Science is Political

Don’t let anyone tell you otherwise.

One of the big problems with privilege is the way it insulates the privileged from issues that are blatantly obvious to others. The political nature of science is one of those issues: privileged scientists (especially white male scientists in the United States) can pretend science is a meritocracy, and they got where they are according to their own personal merits, without any deck-stacking in their favor.

Donald J. Trump doesn’t want you to read this comic. Words by me, art by Maki Naro.

However, since the election of Donald Trump to the US Presidency, there has been a growing recognition even among the privileged that science is under threat. In my new comics collaboration with science comics artist extraordinaire Maki “Totoro” Naro, we looked at a large number of ways science is already being impacted in the Age of Trump. Those ways include the obvious—climate change—to the less-obvious for the privilege-insulated, such as anti-trans “bathroom bills” and attacks on health care. To this end, we spoke with a number of scientists from a variety of disciplines and backgrounds. Thanks to Raychelle Burks, Amanda Grennell, Lisa Manglass, Mika McKinnon, Nancy Parmalee, David Shiffman, and Emily Willingham for talking to us. Read the comic here.

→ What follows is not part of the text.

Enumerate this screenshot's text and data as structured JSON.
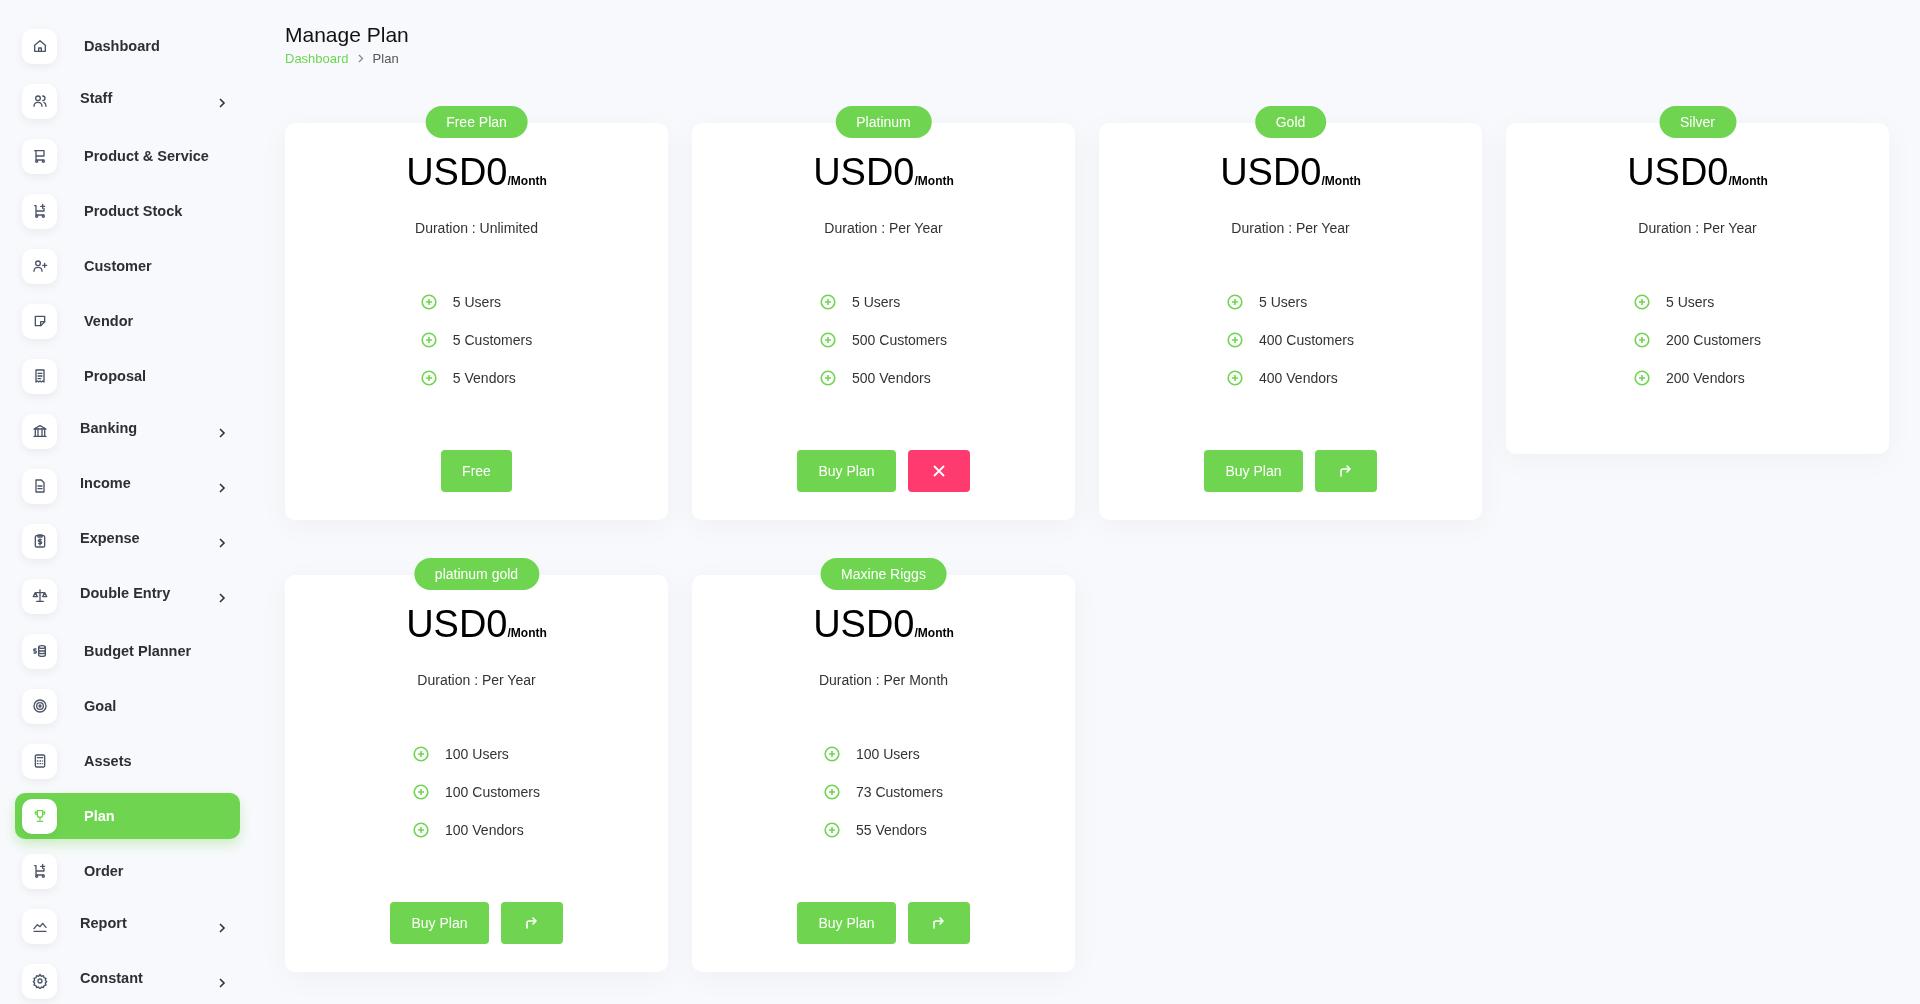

Oh yes, and if you have a few spare dollars, please throw them Maki’s way.